This week’s column first appeared on Broadsheet on Monday Oct 18th, the day before the government decided not to proceed with its original plan to lift most of the continuing Covid19 restrictions. I think ministers are making a mistake. They should have focused instead on (a) making life less burdensome for the vaccinated and (b) placing increased pressure on the 300,000 or so un-vaxxed to folks to get vaccinated ASAP. Though I accept full 100% coverage is impossible.
Getting more people to get their shots is what drives the Italian workplace Green Pass system (which I indirectly reference below). I recommend listening to this 17-minute Podcast on the Italian system. It is from my colleagues in BEERG/HRPA.
The idea that the way to stop folks breaking rules is to make more rules is akin to saying if two wrongs don’t make a right… let’s try three.
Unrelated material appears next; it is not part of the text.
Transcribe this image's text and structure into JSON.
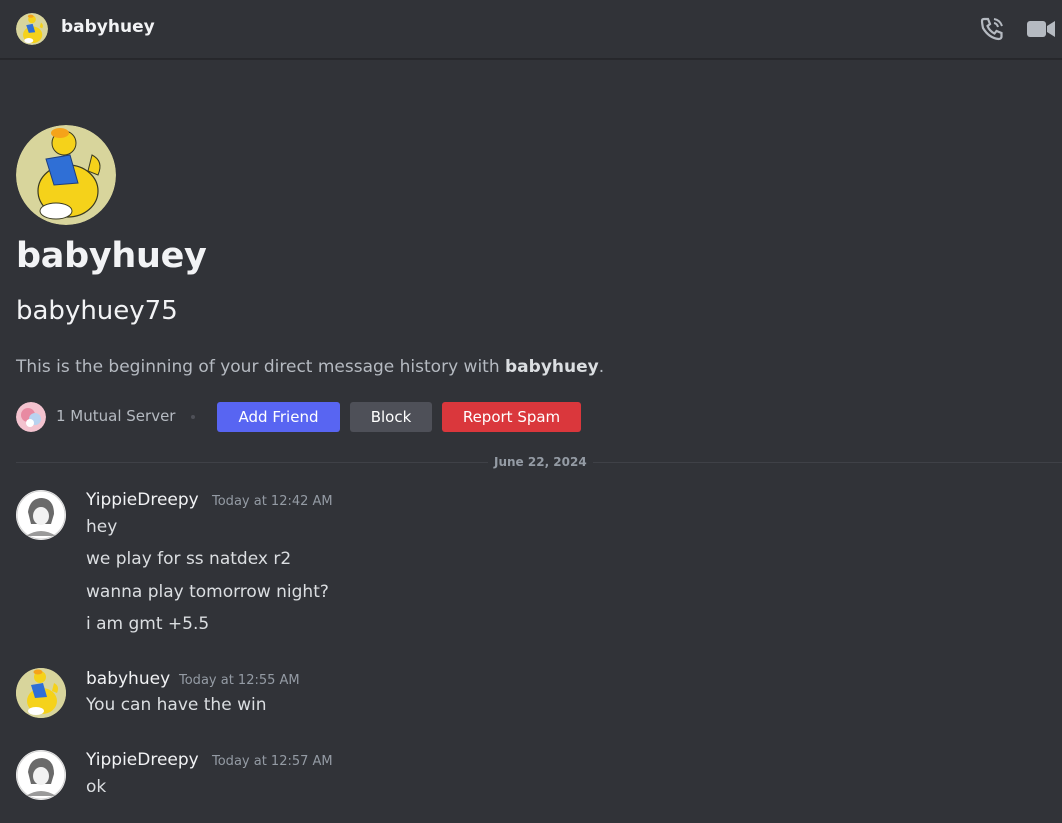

It is absurd to hear the government talk about not lifting restrictions only days after boasting about our being the Covid resilience world leader.
Yet that’s where we are. You cannot turn on a news show without hearing yet another minister preparing us for the October 22 re-opening not going ahead.
The Taoiseach took it a step further in yesterday’s Sunday Independent. There he hinted that the government had already decided to pause further reopening. As if to sugar coat this failure of policy, Martin sought to comfort us by saying:
“… we are not contemplating going backwards. The only issue facing us now is going forward”
If he is expecting the public to be grateful that we are not going back into lockdown, he will be disappointed.
The government is doing this the wrong way around.
This column appeared on Broadsheet.ie on Monday March 8th 2021. It looks at the faltering Irish vaccine roll out and concludes that not all the blame rests with Brussels. We have endured the longest lock down, closing all but essential workplaces for 200 days so far (and counting) – so, coming seventh or eighth in Europe when it comes to vaccine roll out, is just not good enough. We need to be at the top of the vaccine roll out league. That means we need to have a greater percentage of our people vaccinated, even if only with one dose, by the end of April or May.
It has long been accepted that the primary responsibility of government is the safety and protection of its people.
Though we can be critical of this government for many things, accusing it of not taking this responsibility seriously, is not one of them.
True, their execution of this responsibility has been patchy and erratic. The gradual depletion of our defence forces and the wanton neglect of national cyber security are but two obvious examples of how governments over the past decade have fallen well short of their duty to protect us, but – for the most part – the State has shown the political willingness and institutional capacity to keep us safe and well.
This column appeared on Broadsheet.ie on Jan 18th, 2021and looked at the impact of the pandemic on the craft and practise of normal politics. I suggest that we will not see a return to the normal exercise and discussion of ordinary politics until we are all able to safely have a pint or a drink without food in a non-gastro pub (the so-called Wet Bars). For that to happen, the vaccination programme will need to roll out much faster.
A faltering start and confusing release of data will not instill confidence in the public. If voters see Northern Ireland and Scotland a long way ahead of us by mid- March, in terms of vaccinating people and preparing to re-open, then public patience with the government, and with the Taoiseach and Health Minister in particular, will snap.
Writing traditional political analysis at a time when the usual power play and open practise of normal politics has been suspended is not easy. Writing it when people are worrying about the damage this pandemic is inflicting on their lives and livelihoods is uncomfortable.
The ups and down of this junior minister or that opposition frontbencher are so unimportant when compared with the concerns of people worried about whether their jobs will be still there, or their business will still be viable after the pandemic.
Even in normal times, the reporting of political processes, the who’s in and who’s out, only serves as a distraction from the real stuff of politics when its discussion is detached from the consequences of those movements on the formulation and implementation of policy.
While these are not normal times, their gradual return is almost within sight, and with those normal times will come a return to the normal practise and discussion of politics.
This column looks at how a speedy roll-out of the various Covid-19 vaccines across Ireland is just as critical to combating the virus as suppressing it, both fronts in the war on Covid-19, both are equally important.
I also examine how a decade of under-investment in our emergency services, particularly the Defence Forces and Gardaí has left the state with very little spare capacity to tackle emergency situations, such as this pandemic. This column first appeared on Broadsheet.ie on January 4th 2021
Though the daily Covid-19 numbers are spiralling ever higher and the prospect of even tighter restrictions looming large, we must hold on tightly to the belief that we are almost through the worst of this pandemic.
For most of the last year we have fought this pandemic on just one front, that of containment. It is a fight that we have waged with reasonable success, due to the efforts of the government and – most especially – the thousands of essential workers from medical staff to delivery workers to retail personnel.
Now, a critical second front against the vaccine has been opened with the approval and distribution of vaccines. We now have two fronts and the speed of progress on both fronts will decide whether we are weeks or months away from progressing steadily back to some form of normality.